The origins of the complex are controversial and disputed. According to the most accepted theory, it was built by Petronius, a bishop who is now the saint protector of the city, on the ruins of a pre-existing pagan temple, flanked by a reproduction of the Holy Sepulchre in Jerusalem which you see in the picture below
The church of Santa Maria della Vita (Saint Mary of the life) located in the Quadrilatero, the beating heart of the historical centre of Bologna; it houses the famous “Lamentation over the Dead Christ" (Compianto sul Cristo Morto) by Niccolò dell’Arca, dating back to the second half of the 15th century and called the "Scream of stone" by Gabriele D 'Annunzio.
The complex also houses another sculptural group called “the transit of the virgin”, representing a very dramatic scene taken from an Apocryphal gospel

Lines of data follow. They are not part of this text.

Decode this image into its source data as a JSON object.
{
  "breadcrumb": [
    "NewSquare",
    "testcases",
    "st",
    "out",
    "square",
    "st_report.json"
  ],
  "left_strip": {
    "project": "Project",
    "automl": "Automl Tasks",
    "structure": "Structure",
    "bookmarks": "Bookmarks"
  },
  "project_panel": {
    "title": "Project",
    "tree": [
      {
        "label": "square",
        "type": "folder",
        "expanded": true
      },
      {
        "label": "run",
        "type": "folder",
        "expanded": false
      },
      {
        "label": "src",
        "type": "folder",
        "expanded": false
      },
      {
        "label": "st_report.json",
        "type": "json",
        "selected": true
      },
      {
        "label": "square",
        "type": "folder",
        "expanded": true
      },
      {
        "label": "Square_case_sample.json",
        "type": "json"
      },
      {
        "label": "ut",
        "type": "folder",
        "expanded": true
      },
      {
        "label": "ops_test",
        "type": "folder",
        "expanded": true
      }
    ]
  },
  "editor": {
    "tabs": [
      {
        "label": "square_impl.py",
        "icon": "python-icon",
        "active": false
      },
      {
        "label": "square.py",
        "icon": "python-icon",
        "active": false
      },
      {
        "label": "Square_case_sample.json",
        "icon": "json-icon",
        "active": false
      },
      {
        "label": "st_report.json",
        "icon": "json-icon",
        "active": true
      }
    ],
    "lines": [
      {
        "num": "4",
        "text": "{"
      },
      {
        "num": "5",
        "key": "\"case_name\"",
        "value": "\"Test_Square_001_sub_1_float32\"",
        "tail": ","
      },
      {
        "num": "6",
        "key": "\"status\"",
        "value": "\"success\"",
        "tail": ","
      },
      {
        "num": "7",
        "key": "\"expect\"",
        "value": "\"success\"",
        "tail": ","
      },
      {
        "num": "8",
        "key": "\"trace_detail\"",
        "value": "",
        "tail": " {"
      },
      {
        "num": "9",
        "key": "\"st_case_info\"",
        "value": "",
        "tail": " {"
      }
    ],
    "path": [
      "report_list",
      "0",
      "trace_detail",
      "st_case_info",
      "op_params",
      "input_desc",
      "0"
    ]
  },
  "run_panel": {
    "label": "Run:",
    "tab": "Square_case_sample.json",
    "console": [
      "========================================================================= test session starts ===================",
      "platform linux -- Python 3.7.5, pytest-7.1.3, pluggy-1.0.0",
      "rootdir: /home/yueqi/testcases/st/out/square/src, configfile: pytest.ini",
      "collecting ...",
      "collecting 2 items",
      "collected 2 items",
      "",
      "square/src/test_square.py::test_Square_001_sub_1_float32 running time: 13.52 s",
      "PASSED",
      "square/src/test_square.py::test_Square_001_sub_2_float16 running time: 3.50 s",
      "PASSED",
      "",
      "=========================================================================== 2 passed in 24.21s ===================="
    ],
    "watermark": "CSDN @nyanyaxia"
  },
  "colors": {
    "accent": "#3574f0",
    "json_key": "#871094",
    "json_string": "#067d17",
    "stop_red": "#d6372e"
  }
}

We went by train to Ravenna to see its beautiful buildings and its mosaics which are exquisite and decorate the inside of every single monuments. My students looked indeed very surprised when they saw their brightness.
What looks like just a collection of tiny, bright tiles is in reality a vivid image of a sea voyage, an image of Jesus, or a choir of angels: I sometimes wonder how long each of these mosaics must have taken to create. What talent they had!
After visiting the main sites in town, on the way back to the station Dave and Diane paid a tribute to Dante Alighieri, the “initiator” of modern Italian, whose tomb is in Ravenna
We went to Ferrara by train, a beautiful small city, just 30 minutes away from Bologna. Once just an unimportant town, it became one of the most important European cultural centers during the renaissance.
The Este family, lords of the cities for nearly 300 years made Ferrara beautiful building a castle, some fantastic palaces and an extension to the city. Here you find some pics taken in and around the castle, a beautiful fresco relating to the month of April and May in the beautiful months’ hall in the Schifanoia Palace and a lunch break at a restaurant near the castle where we had “pasticcio di maccheroni”, a baked pasta typically from Ferrara.
It was indeed a great week! Italian Tutor experience’s aim it’s not just learn Italian in Italy but indeed to get the students to discover other aspects of Italy, such as food, wine and art and above all get them to mingle with Italian people so that they can get constant feedback about their improvement from the locals: the best way to learn the language!